Abraham Lincoln to Hezekiah M. Wead, 7 February 18521Springfield Febry 7 1852H. M. Wead, Esq[Esquire]—Dear Sir—
Your letter enclosing ten dollars was received today.2 I have just called on Logan and he tells me they have paid the costs and will take a new trial— Be sure, therefore to send the brief, with the authorities on it— It might be well for you to re-record your old deed from the patentee, with the new certificate in it—3Yours trulyA. Lincoln.
1This letter is attributed to Abraham Lincoln, but the original document in his hand has not been located.
3This is a reference to the legal case Smith v. Gardner, which was an ejectment case that began trial at the U.S. Circuit Court, District of Illinois on January 20, 1852. In American law, “ejectment” relates to an action to recover land or other real property and to collect damages. Originally, in the English common law, only tenants could use this action to recover possession of land from which they had been unlawfully ousted. Because of the simplicity and swiftness of the ejectment procedure, landowners began to use this action to recover land. To do so, the landowner, on behalf of a fictitious tenant (John Doe), sued a fictitious defendant (Richard Roe) for ousting the fictitious tenant. The court titled such cases John Doe ex dem. “Landowner” v. Richard Roe. When the defendant appeared in court, the clerk sometimes replaced “Richard Roe” with the defendant’s real name. In an act passed in March 1839, the Illinois General Assembly abolished the need for the fictitious names. The losing party in an ejectment case was entitled by law to one new trial simply by paying the court costs.
Lincoln, Wead, and Orville H. Browning served as attorneys for the plaintiff, Spencer Smith, and Stephen T. Logan served as attorney for James Gardner, the defendant. At the heart of the suit was a dispute over Gardner’s occupation of 160 acres of land in Fulton County, Illinois, land over which Smith claimed ownership and from which he wanted Gardner ejected. The original case was decided on January 26, 1852. Judge Thomas Drummondruled for Smith. The court determined that Gardner’s deed of August 1820 did not take precedence over Smith’s deed of January 1820 because, despite being recorded “defectively” in June 1820, Smith’s deed was “cured,” or made official, by an act in 1822 concerning deeds.
Gardner subsequently paid the court costs, entitling him to a new trial, which Logan requested on January 27, 1852. Eventually, on February 1, 1853, the case was once again decided in favor of Smith.

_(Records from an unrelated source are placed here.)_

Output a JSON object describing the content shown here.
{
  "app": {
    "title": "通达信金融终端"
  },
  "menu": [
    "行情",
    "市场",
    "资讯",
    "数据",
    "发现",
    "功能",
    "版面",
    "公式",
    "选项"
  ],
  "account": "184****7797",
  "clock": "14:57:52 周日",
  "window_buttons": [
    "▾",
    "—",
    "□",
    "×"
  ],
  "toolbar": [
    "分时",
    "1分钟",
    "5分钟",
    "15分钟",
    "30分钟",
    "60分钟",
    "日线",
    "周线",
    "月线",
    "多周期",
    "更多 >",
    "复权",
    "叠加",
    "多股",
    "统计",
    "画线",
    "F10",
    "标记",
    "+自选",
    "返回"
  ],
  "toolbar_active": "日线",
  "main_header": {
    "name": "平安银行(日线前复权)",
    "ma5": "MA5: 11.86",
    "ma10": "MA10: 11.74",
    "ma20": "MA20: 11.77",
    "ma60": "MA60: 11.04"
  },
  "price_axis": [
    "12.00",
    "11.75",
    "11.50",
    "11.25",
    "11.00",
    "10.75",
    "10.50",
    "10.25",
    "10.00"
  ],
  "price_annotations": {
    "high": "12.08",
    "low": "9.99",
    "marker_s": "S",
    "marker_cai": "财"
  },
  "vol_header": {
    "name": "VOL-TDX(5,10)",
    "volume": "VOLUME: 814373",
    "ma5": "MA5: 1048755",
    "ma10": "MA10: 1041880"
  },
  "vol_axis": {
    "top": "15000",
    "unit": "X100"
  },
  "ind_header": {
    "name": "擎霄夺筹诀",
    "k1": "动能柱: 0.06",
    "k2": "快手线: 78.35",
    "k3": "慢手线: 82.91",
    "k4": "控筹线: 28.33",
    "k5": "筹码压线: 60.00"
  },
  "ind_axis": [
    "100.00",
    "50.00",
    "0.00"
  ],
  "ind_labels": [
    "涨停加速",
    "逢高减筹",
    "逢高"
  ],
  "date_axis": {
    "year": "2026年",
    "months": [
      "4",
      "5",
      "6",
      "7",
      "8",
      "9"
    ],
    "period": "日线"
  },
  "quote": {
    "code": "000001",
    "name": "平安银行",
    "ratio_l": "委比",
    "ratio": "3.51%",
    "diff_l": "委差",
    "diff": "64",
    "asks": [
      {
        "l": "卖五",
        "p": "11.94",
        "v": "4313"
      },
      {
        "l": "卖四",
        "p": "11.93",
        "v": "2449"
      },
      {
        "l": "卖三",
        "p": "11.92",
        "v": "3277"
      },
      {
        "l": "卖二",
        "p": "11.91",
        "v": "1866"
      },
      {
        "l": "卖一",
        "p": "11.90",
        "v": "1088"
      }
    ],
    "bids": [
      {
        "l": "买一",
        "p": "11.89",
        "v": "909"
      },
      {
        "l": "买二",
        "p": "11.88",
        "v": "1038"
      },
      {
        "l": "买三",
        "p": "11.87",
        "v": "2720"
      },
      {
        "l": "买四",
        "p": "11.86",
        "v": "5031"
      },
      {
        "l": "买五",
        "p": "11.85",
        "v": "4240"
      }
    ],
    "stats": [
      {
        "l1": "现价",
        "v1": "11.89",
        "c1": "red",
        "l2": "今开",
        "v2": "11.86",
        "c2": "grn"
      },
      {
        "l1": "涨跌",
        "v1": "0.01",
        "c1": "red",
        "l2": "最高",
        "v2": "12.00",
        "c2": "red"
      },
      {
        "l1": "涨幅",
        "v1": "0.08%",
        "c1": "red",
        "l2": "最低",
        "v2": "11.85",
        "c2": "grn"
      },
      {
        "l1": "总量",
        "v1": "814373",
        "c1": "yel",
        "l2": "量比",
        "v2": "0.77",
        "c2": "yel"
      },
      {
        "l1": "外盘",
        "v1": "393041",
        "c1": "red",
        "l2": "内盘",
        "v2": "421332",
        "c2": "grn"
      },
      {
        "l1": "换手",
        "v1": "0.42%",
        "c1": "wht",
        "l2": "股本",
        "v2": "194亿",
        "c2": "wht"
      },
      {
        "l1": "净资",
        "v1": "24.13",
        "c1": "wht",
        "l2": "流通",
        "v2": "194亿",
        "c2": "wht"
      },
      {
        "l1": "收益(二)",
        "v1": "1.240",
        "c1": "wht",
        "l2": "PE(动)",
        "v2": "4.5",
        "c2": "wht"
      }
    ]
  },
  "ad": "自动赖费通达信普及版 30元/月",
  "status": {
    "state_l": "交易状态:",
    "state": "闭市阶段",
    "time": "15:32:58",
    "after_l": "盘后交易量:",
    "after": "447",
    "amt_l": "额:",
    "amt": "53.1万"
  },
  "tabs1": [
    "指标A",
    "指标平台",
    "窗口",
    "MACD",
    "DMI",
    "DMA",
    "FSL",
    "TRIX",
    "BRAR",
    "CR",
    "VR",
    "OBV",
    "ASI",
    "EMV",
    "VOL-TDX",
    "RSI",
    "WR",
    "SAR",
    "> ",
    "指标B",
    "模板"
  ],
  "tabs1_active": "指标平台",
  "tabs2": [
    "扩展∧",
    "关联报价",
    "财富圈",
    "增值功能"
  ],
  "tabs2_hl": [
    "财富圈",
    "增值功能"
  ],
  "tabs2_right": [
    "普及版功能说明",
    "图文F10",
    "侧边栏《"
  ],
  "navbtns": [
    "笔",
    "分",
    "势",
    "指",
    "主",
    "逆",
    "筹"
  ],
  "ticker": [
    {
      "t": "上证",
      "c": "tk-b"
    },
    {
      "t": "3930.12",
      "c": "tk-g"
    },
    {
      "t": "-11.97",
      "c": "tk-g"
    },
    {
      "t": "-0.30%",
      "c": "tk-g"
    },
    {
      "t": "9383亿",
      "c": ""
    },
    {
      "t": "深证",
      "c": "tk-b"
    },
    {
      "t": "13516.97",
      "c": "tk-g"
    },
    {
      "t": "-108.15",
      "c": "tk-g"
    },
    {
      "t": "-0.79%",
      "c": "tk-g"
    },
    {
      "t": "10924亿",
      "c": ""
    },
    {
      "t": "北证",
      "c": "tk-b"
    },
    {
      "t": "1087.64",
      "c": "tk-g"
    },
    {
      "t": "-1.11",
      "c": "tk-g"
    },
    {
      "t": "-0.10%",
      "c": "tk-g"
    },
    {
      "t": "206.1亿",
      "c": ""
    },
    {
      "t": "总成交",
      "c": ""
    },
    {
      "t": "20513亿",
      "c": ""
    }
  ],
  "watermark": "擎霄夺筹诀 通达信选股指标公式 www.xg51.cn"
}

Complete Record, Document ID: 68744; Execution Docket, Document ID: 65797, Smith v. Gardner, Martha L. Benner and Cullom Davis et al., eds., The Law Practice of Abraham Lincoln: Complete Documentary Edition, 2d edition (Springfield: Illinois Historic Preservation Agency, 2009), http://www.lawpracticeofabrahamlincoln.org/Details.aspx?case=137716; “Ejectment,” Reference, Glossary, Martha L. Benner and Cullom Davis et al., eds., The Law Practice of Abraham Lincoln: Complete Documentary Edition, http://www.lawpracticeofabrahamlincoln.org/Reference.aspx?ref=Reference%20html%20files/Glossary.html; Abraham Lincoln to Orville H. Browning; “An Act Concerning Deeds Executed Without this State,” 30 December 1822, Laws of Illinois (1822), 85-86.
Printed Transcription, 1 page(s), Emanuel Hertz,
Abraham Lincoln: A New Portrait (New York: Horace Liveright, 1931), 2:610.